Task brief
Your answer must consist of one number: how many lines in the records contain "Gold".

Records for the task

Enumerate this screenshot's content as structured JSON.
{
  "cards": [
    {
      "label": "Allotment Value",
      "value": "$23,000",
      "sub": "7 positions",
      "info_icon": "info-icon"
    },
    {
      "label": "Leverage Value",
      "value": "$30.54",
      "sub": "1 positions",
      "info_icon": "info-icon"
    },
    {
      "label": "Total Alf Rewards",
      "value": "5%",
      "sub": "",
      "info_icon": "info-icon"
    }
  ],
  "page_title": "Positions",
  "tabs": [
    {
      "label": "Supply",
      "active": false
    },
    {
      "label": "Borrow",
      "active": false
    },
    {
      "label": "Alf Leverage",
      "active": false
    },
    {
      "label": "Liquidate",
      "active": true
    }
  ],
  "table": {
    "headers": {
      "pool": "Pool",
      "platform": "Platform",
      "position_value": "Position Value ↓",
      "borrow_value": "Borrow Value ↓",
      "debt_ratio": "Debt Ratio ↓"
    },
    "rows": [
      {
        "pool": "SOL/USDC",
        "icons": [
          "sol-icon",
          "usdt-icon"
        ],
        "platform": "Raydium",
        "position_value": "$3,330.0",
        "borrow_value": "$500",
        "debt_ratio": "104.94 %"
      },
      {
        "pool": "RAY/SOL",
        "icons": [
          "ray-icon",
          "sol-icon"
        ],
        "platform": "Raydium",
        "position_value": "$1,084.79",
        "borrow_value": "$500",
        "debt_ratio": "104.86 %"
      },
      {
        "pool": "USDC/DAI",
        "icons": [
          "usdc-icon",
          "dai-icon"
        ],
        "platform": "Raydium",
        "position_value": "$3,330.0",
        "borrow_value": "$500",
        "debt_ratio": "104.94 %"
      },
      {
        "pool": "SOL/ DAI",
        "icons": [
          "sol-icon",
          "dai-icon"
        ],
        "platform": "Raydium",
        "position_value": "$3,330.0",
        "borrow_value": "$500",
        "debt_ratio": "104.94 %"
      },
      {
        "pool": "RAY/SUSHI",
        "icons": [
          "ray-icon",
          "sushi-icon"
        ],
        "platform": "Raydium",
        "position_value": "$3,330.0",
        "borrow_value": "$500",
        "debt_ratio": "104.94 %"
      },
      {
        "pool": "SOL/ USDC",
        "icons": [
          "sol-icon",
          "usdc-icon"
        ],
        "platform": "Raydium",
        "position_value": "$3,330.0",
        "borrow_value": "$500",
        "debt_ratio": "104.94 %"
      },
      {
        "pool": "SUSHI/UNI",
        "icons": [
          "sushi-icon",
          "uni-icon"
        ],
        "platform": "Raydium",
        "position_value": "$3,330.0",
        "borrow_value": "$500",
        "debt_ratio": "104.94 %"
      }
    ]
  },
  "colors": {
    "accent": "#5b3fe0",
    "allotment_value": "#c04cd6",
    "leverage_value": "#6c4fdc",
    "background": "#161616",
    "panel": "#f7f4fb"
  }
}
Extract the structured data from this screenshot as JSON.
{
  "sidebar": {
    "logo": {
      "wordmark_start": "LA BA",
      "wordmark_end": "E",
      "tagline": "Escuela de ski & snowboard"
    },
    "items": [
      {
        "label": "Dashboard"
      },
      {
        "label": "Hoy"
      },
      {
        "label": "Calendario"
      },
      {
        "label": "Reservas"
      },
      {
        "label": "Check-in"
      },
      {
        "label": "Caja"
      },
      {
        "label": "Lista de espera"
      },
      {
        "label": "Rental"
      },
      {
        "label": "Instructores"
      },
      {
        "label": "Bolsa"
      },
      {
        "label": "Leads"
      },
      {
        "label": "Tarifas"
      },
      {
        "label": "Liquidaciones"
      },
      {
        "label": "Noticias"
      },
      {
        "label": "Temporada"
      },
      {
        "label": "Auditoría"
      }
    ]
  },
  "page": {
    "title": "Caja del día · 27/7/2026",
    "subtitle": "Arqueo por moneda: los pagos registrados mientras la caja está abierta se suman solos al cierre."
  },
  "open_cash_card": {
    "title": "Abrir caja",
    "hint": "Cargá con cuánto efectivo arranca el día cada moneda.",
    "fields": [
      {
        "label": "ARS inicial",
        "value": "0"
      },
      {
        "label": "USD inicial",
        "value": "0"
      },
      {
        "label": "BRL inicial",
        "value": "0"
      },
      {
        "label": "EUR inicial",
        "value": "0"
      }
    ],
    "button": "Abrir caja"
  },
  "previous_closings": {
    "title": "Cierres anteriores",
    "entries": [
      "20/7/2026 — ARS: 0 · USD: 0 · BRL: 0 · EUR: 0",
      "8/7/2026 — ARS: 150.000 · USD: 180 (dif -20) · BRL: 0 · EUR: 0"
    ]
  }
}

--

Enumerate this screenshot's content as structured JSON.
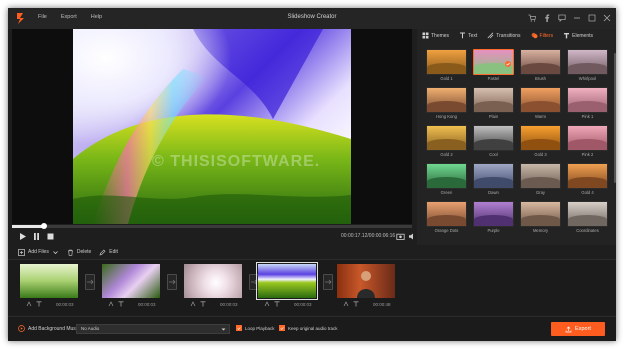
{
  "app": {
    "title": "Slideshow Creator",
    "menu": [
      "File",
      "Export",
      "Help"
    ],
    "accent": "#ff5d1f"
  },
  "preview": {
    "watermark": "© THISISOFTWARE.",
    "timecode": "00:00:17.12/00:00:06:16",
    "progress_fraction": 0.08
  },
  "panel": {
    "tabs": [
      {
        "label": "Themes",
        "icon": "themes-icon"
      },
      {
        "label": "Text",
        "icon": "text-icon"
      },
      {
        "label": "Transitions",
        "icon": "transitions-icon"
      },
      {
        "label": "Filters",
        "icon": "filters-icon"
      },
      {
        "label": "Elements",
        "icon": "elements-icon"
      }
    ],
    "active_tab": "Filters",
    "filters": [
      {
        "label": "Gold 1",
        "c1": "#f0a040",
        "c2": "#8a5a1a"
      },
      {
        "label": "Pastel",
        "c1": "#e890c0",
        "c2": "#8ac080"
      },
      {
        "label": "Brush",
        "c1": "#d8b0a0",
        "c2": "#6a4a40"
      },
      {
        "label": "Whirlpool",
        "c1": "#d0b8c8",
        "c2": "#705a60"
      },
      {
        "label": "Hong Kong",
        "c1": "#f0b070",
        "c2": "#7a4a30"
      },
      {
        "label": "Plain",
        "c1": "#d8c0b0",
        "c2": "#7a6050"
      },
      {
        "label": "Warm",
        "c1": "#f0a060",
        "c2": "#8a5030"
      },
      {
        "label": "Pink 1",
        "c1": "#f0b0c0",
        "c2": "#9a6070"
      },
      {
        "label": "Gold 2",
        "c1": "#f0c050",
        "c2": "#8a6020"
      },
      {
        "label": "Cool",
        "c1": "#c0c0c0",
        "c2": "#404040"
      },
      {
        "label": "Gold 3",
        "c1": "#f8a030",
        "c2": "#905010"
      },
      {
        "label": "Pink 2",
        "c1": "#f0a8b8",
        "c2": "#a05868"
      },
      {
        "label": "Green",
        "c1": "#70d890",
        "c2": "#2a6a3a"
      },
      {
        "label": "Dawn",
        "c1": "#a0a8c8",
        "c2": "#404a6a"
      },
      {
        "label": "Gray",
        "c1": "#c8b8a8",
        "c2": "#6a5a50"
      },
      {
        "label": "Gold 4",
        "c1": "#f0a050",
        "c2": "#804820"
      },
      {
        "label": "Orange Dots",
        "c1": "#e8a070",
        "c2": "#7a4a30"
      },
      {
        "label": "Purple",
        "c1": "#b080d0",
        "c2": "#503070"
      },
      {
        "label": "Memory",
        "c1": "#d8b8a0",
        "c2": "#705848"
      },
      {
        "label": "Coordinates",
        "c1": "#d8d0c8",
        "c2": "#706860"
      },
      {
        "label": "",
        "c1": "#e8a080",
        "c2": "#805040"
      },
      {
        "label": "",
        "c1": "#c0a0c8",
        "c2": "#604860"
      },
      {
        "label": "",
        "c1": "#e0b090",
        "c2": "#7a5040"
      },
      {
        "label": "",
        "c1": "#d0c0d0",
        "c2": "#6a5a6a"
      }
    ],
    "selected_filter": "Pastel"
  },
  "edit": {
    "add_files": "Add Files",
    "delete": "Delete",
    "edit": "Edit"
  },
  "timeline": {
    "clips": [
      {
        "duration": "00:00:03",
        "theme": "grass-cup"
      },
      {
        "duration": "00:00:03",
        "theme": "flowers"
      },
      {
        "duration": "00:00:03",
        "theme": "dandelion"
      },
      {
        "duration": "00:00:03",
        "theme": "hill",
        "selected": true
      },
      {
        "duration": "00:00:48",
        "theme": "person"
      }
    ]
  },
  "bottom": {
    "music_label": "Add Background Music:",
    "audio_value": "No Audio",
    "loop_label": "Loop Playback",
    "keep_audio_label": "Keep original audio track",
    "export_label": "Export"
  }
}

Task answer
4